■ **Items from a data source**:

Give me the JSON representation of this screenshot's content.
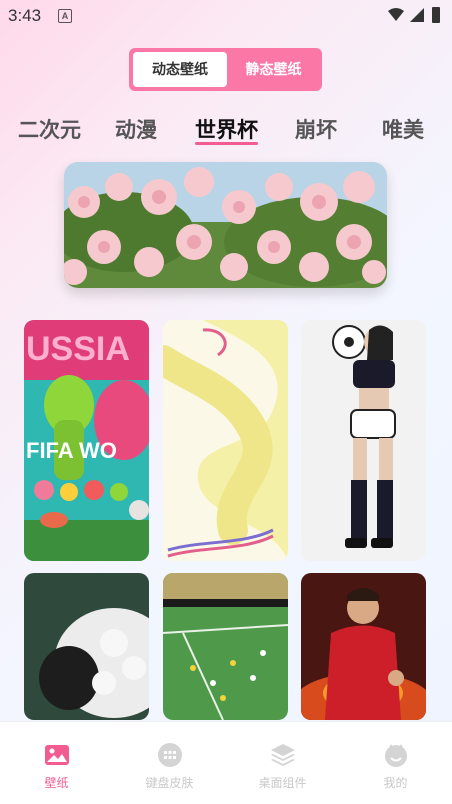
{
  "status": {
    "time": "3:43",
    "indicator": "A"
  },
  "toggle": {
    "active_label": "动态壁纸",
    "inactive_label": "静态壁纸"
  },
  "categories": [
    "二次元",
    "动漫",
    "世界杯",
    "崩坏",
    "唯美"
  ],
  "active_category": "世界杯",
  "grid_texts": {
    "card1_top": "USSIA",
    "card1_mid": "FIFA WO"
  },
  "tabs": [
    {
      "label": "壁纸",
      "icon": "image-icon"
    },
    {
      "label": "键盘皮肤",
      "icon": "keyboard-icon"
    },
    {
      "label": "桌面组件",
      "icon": "layers-icon"
    },
    {
      "label": "我的",
      "icon": "smiley-icon"
    }
  ],
  "colors": {
    "accent": "#f35c91",
    "toggle_bg": "#fb78a6",
    "tab_inactive": "#c9c9c9"
  }
}
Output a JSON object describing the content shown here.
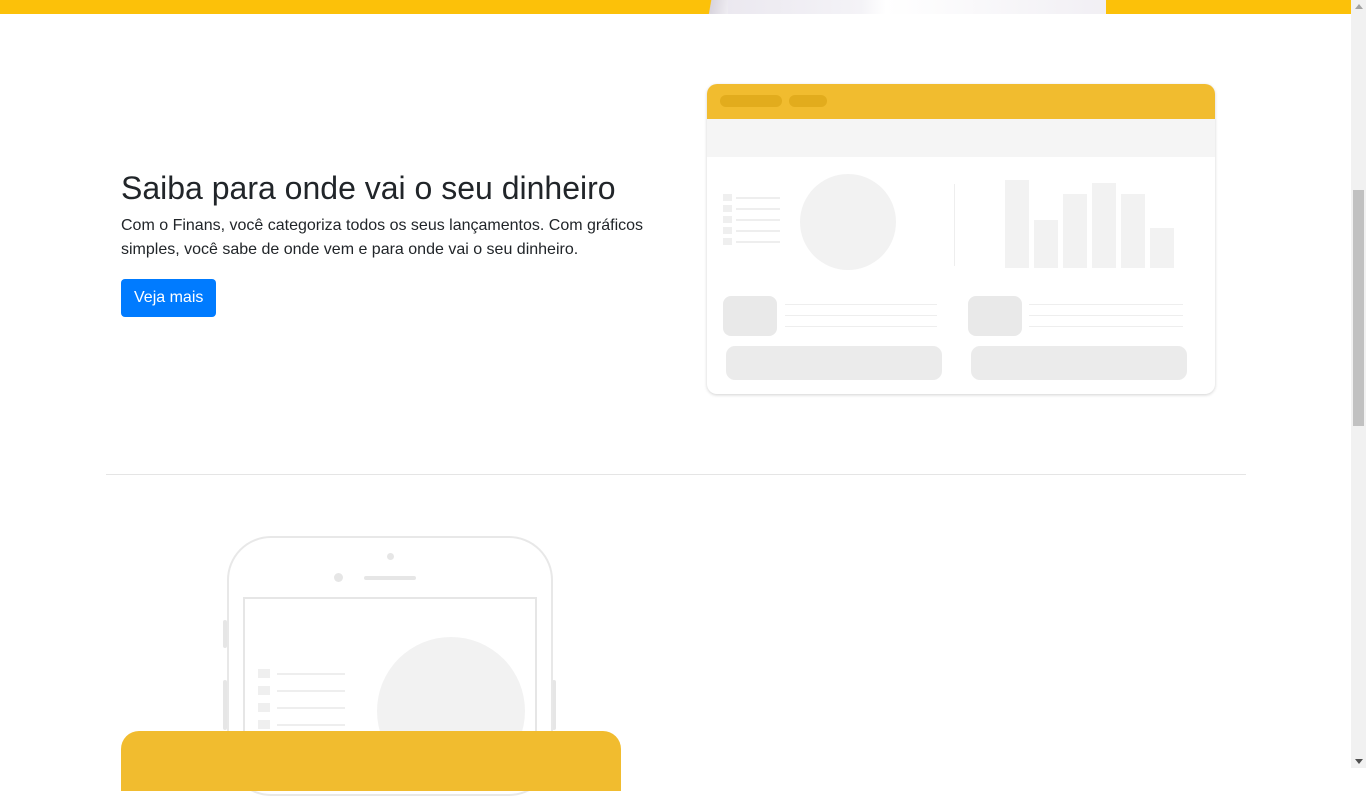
{
  "feature": {
    "title": "Saiba para onde vai o seu dinheiro",
    "description": "Com o Finans, você categoriza todos os seus lançamentos. Com gráficos simples, você sabe de onde vem e para onde vai o seu dinheiro.",
    "cta_label": "Veja mais"
  },
  "colors": {
    "brand_yellow": "#fcc109",
    "card_yellow": "#f1bc2f",
    "primary_button": "#007bff"
  },
  "illustrations": {
    "dashboard": "dashboard-mockup-illustration",
    "phone": "phone-mockup-illustration"
  }
}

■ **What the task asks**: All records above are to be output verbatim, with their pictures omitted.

■ **Answer section**:
Give me the JSON representation of this screenshot's content.
{
  "status": {
    "time": "3:43",
    "indicator": "A"
  },
  "toggle": {
    "active_label": "动态壁纸",
    "inactive_label": "静态壁纸"
  },
  "categories": [
    "二次元",
    "动漫",
    "世界杯",
    "崩坏",
    "唯美"
  ],
  "active_category": "世界杯",
  "grid_texts": {
    "card1_top": "USSIA",
    "card1_mid": "FIFA WO"
  },
  "tabs": [
    {
      "label": "壁纸",
      "icon": "image-icon"
    },
    {
      "label": "键盘皮肤",
      "icon": "keyboard-icon"
    },
    {
      "label": "桌面组件",
      "icon": "layers-icon"
    },
    {
      "label": "我的",
      "icon": "smiley-icon"
    }
  ],
  "colors": {
    "accent": "#f35c91",
    "toggle_bg": "#fb78a6",
    "tab_inactive": "#c9c9c9"
  }
}
Output a JSON object describing the content shown here.
{
  "feature": {
    "title": "Saiba para onde vai o seu dinheiro",
    "description": "Com o Finans, você categoriza todos os seus lançamentos. Com gráficos simples, você sabe de onde vem e para onde vai o seu dinheiro.",
    "cta_label": "Veja mais"
  },
  "colors": {
    "brand_yellow": "#fcc109",
    "card_yellow": "#f1bc2f",
    "primary_button": "#007bff"
  },
  "illustrations": {
    "dashboard": "dashboard-mockup-illustration",
    "phone": "phone-mockup-illustration"
  }
}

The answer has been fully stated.